What we have seen in buildings worldwide, and specially in Brazil, is the use of the term ‘sustainability’ in two different vertices: while the first put calculations before architecture, trying to achieve the best energy consumption, the second creates the form and then tries to fit a handful of gadgets to control the overall performance. One enhances the importance of the ‘instruments’ in detriment of the architecture; the other treats those instruments as remedies to an unjustified concept. In both cases, we couldn’t agree less with the results.
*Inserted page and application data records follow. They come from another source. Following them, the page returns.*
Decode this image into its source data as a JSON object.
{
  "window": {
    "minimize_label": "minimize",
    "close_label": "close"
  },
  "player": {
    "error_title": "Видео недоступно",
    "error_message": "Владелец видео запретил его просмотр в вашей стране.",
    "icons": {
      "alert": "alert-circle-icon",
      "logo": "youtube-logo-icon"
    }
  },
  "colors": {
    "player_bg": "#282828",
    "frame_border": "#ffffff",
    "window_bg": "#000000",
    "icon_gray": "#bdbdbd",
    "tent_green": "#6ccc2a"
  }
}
We understand ‘sustainability’ in our own particular way. Our belief is that good architecture should already be born sustainable in its deepest sense – regarding social issues, energy consumption, comfort, durability, and relation to the surrounding landscape and infrastructure. More than the gathering of fancy equipment to control air quality, light and temperature, a well-designed building should provide these answers through architecture itself. An effective social equity starts by creating more inclusive and public spaces, incorporating local workers and techniques to the building. Better than treating wastes is to avoid creating them. And so on.
Thus, the concept of sustainability is somehow always present in our work. Without arrogance, but with the interest to make a competent architecture in a wider perspective.